The lady who had shepherded me through my then ten-day stay in El Salvador, Maria, walked me the three miles to her home. Her home was a shed made of tin on three sides and closed in by a black plastic tarp on the fourth. She and her husband and two grandchildren have a single chair. They insisted I sit in it. Maria offered me a cup of water. She carefully explained and pantomimed that she had washed the cup and strained the water because she knew my digestive system was “little.”
The Holy Spirit entered me. Up until that moment, I had felt a bit embarrassed a
nd certainly awkward to be taking their meager supplies for my comfort. But I began to think about what it means to have someone so aware of your littleness, so aware of your needs.
Jesus told a story where the king says, “Whatever you do for these little ones you have done for me.” (Matthew 25:40)
Maria gave me something precious out of the riches she does have. She gave me a sense of what it is to be a child of God, a child beloved by Christ, and though not deserving, loved by Christ or, evidently, Maria.
So Maria taught me how to live, how to serve and how to look for new life even in the middle of what I still see as pain and poverty. That can only be the work of the Holy Spirit.
A Prayer adapted from St Oscar Romero:
In your kin-dom, Lord,
There aren’t two categories of people.
There aren’t some that were born to have everything,
leaving the rest with nothing,
and a majority that has nothing
and cannot taste the happiness
that God has created for all.
The society you want, Lord,
is one in which we share the goodness
that you have given for everyone.
May we yearn for and work for such a world.
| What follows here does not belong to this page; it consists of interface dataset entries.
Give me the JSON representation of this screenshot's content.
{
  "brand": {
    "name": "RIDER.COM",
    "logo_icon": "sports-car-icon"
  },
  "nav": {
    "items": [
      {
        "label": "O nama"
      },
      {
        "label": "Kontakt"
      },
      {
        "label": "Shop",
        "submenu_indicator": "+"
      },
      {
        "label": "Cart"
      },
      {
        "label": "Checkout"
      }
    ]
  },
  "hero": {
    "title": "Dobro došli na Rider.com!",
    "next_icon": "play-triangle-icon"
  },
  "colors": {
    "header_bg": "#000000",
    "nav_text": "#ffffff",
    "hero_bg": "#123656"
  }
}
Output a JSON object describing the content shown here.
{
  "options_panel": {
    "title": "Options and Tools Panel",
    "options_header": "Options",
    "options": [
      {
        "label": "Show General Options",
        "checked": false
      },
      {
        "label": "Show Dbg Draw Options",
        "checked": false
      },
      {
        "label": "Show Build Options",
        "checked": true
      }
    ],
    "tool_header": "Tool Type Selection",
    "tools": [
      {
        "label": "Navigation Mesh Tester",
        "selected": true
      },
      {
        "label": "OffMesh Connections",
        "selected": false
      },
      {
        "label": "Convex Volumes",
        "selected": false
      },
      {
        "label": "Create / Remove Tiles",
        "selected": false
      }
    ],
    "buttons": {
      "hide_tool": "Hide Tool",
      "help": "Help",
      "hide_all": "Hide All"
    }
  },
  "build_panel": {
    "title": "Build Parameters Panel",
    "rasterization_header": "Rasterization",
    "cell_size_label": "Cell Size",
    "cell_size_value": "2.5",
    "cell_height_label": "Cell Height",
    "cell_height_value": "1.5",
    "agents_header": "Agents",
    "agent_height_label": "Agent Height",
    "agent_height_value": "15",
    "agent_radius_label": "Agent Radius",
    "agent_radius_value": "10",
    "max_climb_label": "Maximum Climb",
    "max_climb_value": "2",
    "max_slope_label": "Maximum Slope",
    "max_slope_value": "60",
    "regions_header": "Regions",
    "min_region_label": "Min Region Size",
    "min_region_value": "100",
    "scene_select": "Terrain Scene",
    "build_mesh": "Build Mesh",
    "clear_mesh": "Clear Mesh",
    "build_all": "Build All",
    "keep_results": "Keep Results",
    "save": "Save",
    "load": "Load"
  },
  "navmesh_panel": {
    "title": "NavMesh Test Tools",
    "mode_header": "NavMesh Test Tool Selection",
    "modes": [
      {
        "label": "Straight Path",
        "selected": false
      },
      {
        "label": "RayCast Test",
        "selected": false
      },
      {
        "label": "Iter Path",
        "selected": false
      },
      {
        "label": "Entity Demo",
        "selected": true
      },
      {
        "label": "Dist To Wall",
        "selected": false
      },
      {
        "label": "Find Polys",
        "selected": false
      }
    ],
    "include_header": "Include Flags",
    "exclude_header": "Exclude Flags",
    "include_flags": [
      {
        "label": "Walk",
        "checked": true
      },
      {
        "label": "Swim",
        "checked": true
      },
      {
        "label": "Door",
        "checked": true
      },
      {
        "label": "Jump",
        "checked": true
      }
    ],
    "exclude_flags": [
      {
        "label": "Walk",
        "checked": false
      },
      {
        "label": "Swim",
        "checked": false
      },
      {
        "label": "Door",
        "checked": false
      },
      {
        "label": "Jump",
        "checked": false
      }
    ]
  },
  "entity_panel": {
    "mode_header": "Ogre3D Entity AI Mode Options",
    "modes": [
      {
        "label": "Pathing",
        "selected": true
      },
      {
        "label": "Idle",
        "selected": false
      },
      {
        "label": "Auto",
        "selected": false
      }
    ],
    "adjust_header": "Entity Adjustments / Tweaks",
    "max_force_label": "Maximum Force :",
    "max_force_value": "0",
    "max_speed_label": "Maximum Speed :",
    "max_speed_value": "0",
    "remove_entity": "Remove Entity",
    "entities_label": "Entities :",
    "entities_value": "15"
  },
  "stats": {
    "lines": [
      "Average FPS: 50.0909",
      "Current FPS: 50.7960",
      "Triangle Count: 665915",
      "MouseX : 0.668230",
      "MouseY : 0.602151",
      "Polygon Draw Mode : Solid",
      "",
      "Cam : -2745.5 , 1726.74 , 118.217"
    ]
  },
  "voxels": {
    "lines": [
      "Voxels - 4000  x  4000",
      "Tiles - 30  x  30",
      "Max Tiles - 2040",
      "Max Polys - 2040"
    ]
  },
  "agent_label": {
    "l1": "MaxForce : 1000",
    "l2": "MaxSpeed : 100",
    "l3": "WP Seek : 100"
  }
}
Amen.
From the NC Council of Churches’ Ecumenical Immigration Alliance
To raise awareness this week:
Discuss basic facts in your church small group or congregation about current laws and the acts of discrimination facing immigrant populations.
To become educated this week:
Provide your small group or congregation with facts and resources on the pathway to citizenship and the reasons for migration for the immigrant populations in NC.
To advocate this week:
Visit immigrants in local detention facilities.
Gray Southern is an elder in the North Carolina Conference currently serving as the district superintendent of the Capital District.